Hypothetically, a strike could last a long time. Back in 1984, Minnesota nurses picketed for 38 days in one of the largest nurses’ strikes in American history. In 2001, Fairview nurses went on strike for three weeks. Most recently in 2010, nurses executed a one-day strike to fight for safe staffing.
Every time, the temporary nurses have struggled to keep the hospitals running smoothly, says Bernadine Engeldorf, a United psychiatric nurse with 38 years of experience.
“I’ve heard all sorts of stories from colleagues, pharmacists, nurses’ assistants, that the replacement workers appeared to be inexperienced, had difficulty managing the patient care at the time,” Engeldorf says. “There were some nurses who went to work and found IV drugs hanging [in people] that shouldn’t have been hanging.”
Two years ago, Engeldorf had a total hip replacement.

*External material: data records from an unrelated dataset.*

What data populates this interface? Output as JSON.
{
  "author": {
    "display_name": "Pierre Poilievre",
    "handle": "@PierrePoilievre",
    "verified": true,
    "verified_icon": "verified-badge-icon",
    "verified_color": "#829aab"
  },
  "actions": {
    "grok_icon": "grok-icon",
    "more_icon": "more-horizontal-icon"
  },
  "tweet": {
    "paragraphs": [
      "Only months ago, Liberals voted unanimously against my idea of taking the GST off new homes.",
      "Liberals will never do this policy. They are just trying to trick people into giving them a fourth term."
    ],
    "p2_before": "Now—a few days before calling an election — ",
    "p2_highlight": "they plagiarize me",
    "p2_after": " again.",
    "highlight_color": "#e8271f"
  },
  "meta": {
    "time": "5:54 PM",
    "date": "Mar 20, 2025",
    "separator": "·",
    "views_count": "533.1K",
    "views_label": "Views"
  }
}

It cost her $150 for inpatient surgery on both sides under her union plan. The surgeries were worth $48,000. She says she’s never considered how much she would have to pay if she had been enrolled in Allina’s health plans at the time, but the deductible would have been much higher.
“[Allina’s] pretty insistent that the only way they can come to an agreement is if we transition to their healthcare,” Engeldorf says of the failed negotiations. “They haven’t been willing to talk about staffing and workplace violence. That’s very disappointing.”
In a statement, Allina spokesman David Kanihan wrote that the company wants to bring nurses to the same level of care as non-contract employees and doctors at Allina.
“Currently, MNA-represented nurses at Allina have their own separate health insurance plans. These plans have outdated designs and are, consequently, very expensive,” according to Kanihan. “We want to find a way to transition the nurses to the same health insurance offerings that everyone else in Allina has.”
Under the company’s proposal, nurses would not be forced into high-deductible plans, Kanihan wrote. One company plan offers free preventative care, primary care visits for $10, and $27 specialty visits.
Nurses would just have to switch to the Allina network.
Patients have more power to affect their nurses’ working conditions than they may think, Becchetti says.
“I think patients need to vocalize when their call lights aren’t answered on time, or when they sat there in pain because their nurse was understaffed and didn’t have the help they should have had,” she says. “They need to bring their concerns forward because it ultimately is them who are affected at the bedside and that’s what we’re trying to bring forward to our employer.”